BRIEF ▸ Pull each line containing "Wilhelmsfes" from the data.

PROVIDED DATA ▸

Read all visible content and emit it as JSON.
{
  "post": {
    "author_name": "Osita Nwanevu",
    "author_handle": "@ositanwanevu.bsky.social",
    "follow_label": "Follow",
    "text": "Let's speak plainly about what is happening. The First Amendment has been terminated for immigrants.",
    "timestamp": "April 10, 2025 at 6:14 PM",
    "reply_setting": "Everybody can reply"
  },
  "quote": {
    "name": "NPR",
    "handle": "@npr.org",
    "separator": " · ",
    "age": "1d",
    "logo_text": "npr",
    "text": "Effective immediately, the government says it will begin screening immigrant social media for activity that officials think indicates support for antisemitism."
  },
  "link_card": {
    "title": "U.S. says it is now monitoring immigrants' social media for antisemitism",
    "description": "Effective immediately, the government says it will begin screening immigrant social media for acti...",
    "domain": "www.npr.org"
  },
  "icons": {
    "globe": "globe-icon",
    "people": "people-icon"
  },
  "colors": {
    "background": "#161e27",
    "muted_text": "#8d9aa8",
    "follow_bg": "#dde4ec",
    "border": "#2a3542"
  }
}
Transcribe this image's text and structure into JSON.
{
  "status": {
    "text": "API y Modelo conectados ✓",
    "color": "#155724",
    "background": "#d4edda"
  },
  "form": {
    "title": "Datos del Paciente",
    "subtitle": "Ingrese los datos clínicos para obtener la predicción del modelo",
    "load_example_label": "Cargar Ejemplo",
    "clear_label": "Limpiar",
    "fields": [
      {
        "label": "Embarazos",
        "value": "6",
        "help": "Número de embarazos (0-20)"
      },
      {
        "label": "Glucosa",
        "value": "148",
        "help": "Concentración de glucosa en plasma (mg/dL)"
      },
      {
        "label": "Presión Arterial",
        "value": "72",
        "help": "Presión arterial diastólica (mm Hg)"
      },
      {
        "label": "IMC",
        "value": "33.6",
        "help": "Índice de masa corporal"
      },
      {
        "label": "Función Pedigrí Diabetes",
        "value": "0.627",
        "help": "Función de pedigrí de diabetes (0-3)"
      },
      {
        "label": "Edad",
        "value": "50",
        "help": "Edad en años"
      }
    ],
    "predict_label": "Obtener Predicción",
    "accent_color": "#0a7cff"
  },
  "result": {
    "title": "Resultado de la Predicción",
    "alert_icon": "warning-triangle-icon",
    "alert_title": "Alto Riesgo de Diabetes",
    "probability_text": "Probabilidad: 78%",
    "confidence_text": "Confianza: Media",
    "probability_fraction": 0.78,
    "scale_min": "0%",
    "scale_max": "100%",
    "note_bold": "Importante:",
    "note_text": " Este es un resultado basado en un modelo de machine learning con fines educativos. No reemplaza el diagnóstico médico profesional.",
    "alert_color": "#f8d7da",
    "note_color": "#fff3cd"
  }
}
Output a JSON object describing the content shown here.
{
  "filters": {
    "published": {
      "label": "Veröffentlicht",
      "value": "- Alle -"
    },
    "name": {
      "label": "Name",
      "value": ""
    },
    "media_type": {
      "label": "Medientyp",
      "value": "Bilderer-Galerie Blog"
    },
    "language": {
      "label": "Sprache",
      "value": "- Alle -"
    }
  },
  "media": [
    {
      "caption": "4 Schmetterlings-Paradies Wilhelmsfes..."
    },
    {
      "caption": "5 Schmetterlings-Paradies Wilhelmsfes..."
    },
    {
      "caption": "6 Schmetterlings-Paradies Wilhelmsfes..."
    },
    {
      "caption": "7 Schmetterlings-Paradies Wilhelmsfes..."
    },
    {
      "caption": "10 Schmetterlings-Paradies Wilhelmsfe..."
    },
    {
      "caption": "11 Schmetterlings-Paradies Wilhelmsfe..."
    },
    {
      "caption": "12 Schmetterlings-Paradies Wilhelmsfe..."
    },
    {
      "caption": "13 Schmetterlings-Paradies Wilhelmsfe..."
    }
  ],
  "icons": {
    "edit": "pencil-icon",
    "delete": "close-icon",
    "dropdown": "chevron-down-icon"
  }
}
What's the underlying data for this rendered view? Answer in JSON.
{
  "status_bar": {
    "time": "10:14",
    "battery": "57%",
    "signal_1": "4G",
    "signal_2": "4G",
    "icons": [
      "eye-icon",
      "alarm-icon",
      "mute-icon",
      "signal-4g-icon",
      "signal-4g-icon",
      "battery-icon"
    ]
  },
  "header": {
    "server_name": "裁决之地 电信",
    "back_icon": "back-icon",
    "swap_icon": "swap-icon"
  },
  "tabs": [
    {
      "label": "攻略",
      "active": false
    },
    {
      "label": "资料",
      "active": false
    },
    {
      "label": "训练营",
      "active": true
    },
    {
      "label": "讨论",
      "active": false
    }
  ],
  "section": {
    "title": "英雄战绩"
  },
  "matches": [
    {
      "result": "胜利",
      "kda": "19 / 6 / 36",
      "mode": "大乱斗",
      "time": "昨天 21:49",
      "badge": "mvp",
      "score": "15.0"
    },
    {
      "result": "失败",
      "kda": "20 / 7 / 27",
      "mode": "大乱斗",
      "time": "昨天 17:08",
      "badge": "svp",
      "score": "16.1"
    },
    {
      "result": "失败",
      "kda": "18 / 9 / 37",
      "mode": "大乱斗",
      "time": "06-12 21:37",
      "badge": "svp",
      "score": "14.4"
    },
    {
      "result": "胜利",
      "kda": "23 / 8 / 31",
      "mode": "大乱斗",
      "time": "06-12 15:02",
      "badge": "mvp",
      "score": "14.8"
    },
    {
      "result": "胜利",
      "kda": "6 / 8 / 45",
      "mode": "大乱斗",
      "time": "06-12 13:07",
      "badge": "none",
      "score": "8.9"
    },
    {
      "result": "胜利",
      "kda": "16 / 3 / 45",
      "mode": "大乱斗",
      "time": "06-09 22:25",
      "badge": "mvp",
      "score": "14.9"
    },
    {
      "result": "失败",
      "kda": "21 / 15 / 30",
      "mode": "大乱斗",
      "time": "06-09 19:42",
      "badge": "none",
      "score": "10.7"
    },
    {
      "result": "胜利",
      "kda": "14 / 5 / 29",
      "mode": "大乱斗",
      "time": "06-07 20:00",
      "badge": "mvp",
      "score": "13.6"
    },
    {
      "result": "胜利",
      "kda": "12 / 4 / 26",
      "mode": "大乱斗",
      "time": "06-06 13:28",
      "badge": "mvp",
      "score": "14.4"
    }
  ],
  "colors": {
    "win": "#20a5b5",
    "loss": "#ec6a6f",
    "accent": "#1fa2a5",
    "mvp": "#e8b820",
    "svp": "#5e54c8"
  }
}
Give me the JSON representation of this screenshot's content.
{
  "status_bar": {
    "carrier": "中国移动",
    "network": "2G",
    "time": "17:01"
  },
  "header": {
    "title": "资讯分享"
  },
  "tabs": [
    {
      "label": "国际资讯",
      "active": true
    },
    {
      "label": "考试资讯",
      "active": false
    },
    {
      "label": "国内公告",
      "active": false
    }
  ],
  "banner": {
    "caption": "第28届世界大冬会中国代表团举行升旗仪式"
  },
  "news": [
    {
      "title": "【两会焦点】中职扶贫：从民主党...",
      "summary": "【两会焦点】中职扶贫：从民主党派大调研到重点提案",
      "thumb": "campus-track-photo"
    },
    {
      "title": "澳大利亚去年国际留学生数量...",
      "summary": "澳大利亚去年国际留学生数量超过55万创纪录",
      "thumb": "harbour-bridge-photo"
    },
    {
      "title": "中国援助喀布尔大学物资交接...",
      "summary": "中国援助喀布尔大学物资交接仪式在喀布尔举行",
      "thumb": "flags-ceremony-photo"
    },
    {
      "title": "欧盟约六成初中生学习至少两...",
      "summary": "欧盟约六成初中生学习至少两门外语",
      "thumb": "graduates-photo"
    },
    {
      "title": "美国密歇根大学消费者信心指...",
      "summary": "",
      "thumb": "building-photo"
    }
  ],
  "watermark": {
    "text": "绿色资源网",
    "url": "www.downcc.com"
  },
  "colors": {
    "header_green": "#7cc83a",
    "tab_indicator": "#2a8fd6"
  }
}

EXERCISE OUTPUT ▸
      "caption": "4 Schmetterlings-Paradies Wilhelmsfes..."
      "caption": "5 Schmetterlings-Paradies Wilhelmsfes..."
      "caption": "6 Schmetterlings-Paradies Wilhelmsfes..."
      "caption": "7 Schmetterlings-Paradies Wilhelmsfes..."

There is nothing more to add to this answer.